An additional standard deduction is allowed for taxpayers over the age of 65, blind, or both 65 and blind. The additional standard deduction in 2022 is $1,750 for single taxpayers and $1,400 for married taxpayers.

When married taxpayers file separate tax returns, both spouses must either itemize deductions or use the standard deduction amount. This rule is to prevent taxpayers from receiving larger deductions than would be available if a joint return was filed.

The standard deduction amount for a taxpayer who is a dependent of another taxpayer is limited to the greater of $1,150 or earned income (generally wages) plus $400. The standard deduction amount for a dependent can never be more than $12,950 in 2022.

The death of a taxpayer does not affect the standard deduction amount. A taxpayer is entitled to a full standard deduction regardless of the date of death.

Qualified Business Income Deduction

Congress enacted the 20 percent business deduction beginning in 2018 to coincide with the tax rate reduction provided to corporations. The 20 percent business income deduction effectively reduces the maximum tax rate on an individual’s business income to 29.6 percent (80 percent of the maximum income tax rate of 37 percent). The business income deduction is not allowed when calculating self-employment income. The business income deduction is limited to 20 percent of taxable income.

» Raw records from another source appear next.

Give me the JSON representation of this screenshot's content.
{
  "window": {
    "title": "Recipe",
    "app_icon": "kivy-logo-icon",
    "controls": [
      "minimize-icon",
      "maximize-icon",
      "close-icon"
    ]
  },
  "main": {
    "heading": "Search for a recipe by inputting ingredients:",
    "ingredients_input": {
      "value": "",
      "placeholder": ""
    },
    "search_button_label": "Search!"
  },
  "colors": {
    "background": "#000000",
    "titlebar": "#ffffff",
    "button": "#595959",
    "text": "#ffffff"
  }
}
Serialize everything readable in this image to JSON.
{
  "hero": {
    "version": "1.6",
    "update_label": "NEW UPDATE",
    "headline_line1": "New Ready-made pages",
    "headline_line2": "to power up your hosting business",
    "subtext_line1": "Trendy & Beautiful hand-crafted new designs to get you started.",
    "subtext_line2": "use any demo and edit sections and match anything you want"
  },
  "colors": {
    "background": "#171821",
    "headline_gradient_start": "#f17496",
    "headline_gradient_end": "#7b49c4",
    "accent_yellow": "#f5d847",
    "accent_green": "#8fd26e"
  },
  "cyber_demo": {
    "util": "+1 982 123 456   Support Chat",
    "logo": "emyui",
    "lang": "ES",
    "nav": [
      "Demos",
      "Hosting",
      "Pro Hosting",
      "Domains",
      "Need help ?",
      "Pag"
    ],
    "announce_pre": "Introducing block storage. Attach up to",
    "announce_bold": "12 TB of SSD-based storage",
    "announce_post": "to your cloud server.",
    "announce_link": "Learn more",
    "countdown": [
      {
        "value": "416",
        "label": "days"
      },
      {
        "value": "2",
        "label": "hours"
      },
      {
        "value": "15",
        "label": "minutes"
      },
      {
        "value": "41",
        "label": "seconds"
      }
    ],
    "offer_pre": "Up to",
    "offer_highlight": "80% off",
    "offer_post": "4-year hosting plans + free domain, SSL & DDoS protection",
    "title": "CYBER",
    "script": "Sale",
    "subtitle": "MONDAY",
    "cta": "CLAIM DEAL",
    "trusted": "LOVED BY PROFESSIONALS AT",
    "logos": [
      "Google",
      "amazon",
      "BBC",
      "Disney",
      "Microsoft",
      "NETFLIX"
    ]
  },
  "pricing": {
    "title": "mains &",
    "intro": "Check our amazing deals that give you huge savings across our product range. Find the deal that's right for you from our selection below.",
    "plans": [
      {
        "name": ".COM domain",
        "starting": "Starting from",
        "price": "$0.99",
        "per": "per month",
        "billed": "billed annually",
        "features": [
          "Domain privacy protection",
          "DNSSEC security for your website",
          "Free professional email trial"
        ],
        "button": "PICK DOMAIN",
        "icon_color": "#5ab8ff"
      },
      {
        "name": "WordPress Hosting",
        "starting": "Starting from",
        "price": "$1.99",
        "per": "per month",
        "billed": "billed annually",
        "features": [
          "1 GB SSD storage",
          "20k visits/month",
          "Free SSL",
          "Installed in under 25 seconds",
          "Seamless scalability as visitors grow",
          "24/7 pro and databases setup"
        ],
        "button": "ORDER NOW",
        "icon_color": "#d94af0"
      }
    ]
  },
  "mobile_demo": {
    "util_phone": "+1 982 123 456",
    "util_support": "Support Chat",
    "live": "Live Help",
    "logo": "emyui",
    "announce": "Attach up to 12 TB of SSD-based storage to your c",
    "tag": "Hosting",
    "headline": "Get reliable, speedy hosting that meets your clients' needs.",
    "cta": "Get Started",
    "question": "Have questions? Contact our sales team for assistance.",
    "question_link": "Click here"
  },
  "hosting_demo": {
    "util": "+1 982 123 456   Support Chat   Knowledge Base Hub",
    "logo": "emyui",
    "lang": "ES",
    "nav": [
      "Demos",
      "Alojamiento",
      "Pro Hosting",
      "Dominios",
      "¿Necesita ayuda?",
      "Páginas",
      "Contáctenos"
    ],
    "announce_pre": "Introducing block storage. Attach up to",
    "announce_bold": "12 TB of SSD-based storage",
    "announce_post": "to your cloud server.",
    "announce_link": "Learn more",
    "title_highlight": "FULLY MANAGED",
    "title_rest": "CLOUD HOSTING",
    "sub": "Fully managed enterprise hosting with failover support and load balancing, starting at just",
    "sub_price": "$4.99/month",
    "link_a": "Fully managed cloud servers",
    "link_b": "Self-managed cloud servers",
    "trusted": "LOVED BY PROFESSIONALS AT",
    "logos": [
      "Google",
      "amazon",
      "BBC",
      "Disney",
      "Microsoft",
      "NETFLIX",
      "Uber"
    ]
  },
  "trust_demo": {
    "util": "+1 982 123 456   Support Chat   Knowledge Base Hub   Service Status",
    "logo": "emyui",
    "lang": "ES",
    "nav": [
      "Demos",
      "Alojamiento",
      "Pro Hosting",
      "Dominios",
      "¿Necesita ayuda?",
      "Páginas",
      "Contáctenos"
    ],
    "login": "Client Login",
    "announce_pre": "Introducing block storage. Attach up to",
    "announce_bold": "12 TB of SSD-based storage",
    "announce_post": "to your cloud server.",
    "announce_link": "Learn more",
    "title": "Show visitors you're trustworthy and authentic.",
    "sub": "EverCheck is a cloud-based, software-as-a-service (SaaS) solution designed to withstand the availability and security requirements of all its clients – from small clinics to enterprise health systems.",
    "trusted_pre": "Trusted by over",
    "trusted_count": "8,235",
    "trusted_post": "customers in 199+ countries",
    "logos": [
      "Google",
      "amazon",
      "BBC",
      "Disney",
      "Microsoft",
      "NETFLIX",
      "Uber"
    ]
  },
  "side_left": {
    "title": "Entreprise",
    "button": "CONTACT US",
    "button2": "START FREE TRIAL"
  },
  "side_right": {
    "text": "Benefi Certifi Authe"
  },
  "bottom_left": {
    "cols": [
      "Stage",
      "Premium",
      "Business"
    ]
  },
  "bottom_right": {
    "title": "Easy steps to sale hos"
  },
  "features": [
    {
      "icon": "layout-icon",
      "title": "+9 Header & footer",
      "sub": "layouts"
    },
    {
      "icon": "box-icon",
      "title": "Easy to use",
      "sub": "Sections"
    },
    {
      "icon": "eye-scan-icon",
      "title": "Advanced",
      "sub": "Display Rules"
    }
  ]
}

The Internal Revenue Code allows individuals to deduct 20 percent of business income in computing taxable income. For sole proprietors, business income is calculated as the amount reflected on schedule C adjusted for items discussed below. Business income includes income from rental real estate properties if the taxpayer spends at least 250 hours per year managing and maintaining the rental properties.

For sole proprietors, business income is calculated as the amount reflected on schedule C less the self-employed health insurance deduction, the deductible portion of the self-employment tax, and pension plan contributions related to the taxpayer’s business. Business income does not include income from the sale of business assets treated as long-term capital gains.


An example of the calculation of the business income deduction is as follows:

John and Mary file a 2022 joint return and have taxable income of $300,000 before calculating the business income deduction. Mary’s business income is $280,000. The business income deduction allowed on their joint tax return is calculated as the lesser of 1) 300,000 x 0.2 = $60,000 or 2) $280,000 x 0.2 = $56,000. The business income deduction allowed on John and Mary’s joint tax return is $56,000.

In the above example the business income deduction is not limited by taxable income. If a taxpayer’s only source of income is derived from a sole proprietorship, the business income deduction will be limited to 20 percent of taxable income because the taxpayer is entitled to a standard deduction available to all taxpayers.


The business income deduction for higher income taxpayers is either phased out or limited. For service businesses, the business income deduction is reduced or eliminated. For non-service businesses, the maximum business deduction is subject to additional limitations based on wages paid by the business and the cost of property used in the business.

Service businesses include businesses providing services in the fields of health, law, accounting, actuarial science, performing arts, consulting, and athletics. Businesses providing financial and brokerage services, investing services, and trading and dealing in securities are also considered service businesses under the business income deduction rules.